As a bonus, Bob gave out copies of his new blogging book, Clear Blogging: How People Are Changing the World and How You Can Join Them, to a few worthy attendees. One of the recipients was Ben Weintraub, of Merit Software, with whom I was sitting and who was kind enough to pass the book on to me. I plan to review it in a future posting (even if the book tells me not to do so). Thanks, again, Ben.

I skipped all of the sessions in the middle of the day, spending most of my time hanging out in the ASP hospitality suite, where we had a leadership meeting during lunchtime. Later, I went to the session by David Intersimone, Native Code Application Development – Tools for ISV(s)/MicroISV(s). It was a knowledgeable presentation, but, alas, not terribly enlightening for me (being experienced with development tools). The primary point was that there is definitely a place for native code development and that CodeGear, at least, was not going to abandon us real programmers entirely for .NET anytime soon.

The evening reception, as usual, was hosted by Digital River, who seem to be renaming their e-commerce solutions to DR globalDirect, not that this changes any of their questionable practices or is even reflected on the web site yet (suggesting the relative importance of smaller ISVs in their long term plans). The more significant news, though, is they they do learn, albeit slowly; after two years of ridiculously loud music, this reception almost allowed people to actually talk to each other. The one mistake, however, was that the county fair-themed events included “ring the bell”, so every few seconds there was a loud crash of a hammer (almost never followed by a bell sound).

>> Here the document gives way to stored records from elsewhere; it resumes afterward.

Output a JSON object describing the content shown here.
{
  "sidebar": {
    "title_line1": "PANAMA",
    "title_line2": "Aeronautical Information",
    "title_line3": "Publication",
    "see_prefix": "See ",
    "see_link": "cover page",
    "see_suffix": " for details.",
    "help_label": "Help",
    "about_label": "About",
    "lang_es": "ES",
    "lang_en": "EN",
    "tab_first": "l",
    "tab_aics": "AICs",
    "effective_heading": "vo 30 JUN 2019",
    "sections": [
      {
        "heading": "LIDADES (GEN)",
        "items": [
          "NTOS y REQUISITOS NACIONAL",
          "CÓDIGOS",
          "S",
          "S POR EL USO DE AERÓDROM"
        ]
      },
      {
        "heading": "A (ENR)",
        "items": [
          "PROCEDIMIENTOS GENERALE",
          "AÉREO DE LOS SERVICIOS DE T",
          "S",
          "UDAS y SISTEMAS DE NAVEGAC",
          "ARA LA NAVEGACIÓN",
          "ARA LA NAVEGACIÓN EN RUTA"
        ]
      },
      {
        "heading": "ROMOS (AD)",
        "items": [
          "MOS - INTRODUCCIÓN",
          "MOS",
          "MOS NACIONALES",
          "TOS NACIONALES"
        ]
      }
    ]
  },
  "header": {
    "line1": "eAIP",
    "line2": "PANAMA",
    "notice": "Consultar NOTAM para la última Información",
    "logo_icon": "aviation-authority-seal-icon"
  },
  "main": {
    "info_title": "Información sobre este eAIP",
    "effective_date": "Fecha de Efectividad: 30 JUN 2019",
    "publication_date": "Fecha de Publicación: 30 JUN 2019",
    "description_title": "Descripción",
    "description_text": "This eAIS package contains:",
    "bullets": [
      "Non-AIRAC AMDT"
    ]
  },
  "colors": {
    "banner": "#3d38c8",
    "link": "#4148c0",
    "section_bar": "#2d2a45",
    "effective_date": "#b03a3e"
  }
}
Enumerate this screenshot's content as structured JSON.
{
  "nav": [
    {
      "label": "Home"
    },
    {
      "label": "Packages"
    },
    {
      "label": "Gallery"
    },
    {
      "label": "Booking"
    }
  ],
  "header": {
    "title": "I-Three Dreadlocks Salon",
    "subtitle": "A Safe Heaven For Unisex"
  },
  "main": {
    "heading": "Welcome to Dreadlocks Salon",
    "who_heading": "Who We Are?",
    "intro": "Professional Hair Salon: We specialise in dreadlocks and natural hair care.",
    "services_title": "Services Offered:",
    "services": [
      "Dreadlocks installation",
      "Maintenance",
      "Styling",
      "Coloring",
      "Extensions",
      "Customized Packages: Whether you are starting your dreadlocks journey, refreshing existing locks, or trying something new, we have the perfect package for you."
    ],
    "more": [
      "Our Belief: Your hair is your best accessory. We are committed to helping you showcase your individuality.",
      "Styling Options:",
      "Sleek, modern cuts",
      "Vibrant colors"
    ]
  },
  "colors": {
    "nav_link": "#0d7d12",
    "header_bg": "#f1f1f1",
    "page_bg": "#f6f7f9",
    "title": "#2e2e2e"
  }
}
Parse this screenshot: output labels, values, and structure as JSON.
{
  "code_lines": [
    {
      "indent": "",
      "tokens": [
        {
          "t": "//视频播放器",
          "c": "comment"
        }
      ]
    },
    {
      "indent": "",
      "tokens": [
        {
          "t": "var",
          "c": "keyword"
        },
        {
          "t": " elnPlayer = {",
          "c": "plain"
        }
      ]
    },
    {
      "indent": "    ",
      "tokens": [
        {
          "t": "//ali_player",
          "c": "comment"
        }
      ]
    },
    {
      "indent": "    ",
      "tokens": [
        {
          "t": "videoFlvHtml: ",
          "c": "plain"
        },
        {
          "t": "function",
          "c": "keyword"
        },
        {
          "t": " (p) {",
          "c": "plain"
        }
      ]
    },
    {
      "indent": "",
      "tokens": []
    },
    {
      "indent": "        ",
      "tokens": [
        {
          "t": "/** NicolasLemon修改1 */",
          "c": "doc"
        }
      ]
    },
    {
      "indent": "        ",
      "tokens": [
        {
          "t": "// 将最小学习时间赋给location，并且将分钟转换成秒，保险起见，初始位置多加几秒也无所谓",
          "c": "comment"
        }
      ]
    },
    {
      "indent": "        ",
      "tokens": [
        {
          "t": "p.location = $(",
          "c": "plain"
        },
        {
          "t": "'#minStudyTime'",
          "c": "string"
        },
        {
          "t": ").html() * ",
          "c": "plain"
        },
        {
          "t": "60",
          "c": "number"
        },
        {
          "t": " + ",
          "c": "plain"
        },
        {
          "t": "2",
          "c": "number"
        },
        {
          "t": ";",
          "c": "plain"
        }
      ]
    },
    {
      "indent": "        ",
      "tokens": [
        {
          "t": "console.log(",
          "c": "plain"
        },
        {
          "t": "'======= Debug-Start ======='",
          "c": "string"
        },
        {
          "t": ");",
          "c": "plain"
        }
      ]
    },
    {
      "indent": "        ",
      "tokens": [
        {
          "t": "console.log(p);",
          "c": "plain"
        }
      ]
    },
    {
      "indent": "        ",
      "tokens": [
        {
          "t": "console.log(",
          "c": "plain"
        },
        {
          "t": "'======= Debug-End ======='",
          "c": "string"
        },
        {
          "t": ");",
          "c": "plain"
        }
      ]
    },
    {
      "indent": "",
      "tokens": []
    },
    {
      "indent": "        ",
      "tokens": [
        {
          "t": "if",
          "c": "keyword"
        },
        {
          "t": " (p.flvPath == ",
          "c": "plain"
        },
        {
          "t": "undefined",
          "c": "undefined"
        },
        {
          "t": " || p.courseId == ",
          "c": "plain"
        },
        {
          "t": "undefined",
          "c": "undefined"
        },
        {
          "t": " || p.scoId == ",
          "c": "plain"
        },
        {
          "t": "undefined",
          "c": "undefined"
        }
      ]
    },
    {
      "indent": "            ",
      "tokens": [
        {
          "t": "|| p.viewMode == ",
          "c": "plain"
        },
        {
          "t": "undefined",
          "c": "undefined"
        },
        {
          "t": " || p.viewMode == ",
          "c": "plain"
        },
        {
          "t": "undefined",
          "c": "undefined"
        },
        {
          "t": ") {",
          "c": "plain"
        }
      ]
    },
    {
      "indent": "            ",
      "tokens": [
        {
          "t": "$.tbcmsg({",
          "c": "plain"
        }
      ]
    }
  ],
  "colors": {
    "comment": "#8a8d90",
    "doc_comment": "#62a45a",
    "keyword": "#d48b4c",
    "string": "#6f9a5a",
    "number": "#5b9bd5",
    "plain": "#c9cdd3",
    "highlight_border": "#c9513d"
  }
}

As the reception ended, some activity moved into the hotel bar…